#### What the exercise asks
Your response must be made up of each line in the data below that contains the string "title".

App and web page records
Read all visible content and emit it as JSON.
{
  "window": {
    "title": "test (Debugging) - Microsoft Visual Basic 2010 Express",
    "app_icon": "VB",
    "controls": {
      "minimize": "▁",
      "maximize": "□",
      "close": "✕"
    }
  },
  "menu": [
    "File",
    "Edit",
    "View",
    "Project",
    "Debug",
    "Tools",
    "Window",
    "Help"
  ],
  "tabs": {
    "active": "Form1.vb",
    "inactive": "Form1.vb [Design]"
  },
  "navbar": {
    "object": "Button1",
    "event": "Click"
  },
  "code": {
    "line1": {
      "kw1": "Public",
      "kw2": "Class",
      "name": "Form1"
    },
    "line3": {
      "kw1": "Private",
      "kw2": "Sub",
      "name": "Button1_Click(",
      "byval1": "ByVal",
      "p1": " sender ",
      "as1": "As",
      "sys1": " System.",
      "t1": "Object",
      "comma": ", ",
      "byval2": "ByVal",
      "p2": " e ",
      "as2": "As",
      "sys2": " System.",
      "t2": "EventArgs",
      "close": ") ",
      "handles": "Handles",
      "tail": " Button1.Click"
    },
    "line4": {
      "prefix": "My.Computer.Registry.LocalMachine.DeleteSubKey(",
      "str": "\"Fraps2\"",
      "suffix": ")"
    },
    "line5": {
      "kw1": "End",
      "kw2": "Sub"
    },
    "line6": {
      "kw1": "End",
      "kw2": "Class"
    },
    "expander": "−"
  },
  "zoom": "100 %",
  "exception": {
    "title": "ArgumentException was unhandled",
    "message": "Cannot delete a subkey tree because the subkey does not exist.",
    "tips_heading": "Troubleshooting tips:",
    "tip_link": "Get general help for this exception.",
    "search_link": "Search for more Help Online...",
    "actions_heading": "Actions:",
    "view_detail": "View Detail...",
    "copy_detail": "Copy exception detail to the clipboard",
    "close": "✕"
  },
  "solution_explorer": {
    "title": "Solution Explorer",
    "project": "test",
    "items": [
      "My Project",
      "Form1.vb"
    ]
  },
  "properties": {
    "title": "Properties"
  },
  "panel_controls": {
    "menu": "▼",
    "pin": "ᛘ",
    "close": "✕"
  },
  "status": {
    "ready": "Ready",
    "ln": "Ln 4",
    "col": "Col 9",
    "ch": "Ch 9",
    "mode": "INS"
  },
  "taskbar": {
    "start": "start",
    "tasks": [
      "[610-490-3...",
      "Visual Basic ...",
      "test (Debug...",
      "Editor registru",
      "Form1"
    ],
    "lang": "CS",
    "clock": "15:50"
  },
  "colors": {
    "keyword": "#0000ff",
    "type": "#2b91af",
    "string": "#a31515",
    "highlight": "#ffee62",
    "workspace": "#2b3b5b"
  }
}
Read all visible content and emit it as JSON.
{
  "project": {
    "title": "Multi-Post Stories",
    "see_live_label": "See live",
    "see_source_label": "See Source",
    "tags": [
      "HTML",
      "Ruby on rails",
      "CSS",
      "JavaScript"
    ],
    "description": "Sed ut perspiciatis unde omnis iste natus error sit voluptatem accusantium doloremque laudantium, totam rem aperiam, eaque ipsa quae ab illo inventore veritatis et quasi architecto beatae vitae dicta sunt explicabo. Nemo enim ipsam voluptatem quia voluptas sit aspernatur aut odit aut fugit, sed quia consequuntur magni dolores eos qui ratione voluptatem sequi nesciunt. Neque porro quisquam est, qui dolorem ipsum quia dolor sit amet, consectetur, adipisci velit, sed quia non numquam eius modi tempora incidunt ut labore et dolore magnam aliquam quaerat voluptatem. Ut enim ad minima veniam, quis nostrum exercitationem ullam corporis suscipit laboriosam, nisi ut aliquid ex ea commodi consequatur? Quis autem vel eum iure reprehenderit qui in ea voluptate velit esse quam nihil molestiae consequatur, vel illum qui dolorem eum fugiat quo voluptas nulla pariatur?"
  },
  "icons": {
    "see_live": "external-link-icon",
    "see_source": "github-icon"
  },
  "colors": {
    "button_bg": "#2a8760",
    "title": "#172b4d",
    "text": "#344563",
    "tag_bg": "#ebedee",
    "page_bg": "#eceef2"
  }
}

#### Solution below
    "title": "test (Debugging) - Microsoft Visual Basic 2010 Express",
    "title": "ArgumentException was unhandled",
    "title": "Solution Explorer",
    "title": "Properties"
    "title": "Multi-Post Stories",
    "title": "#172b4d",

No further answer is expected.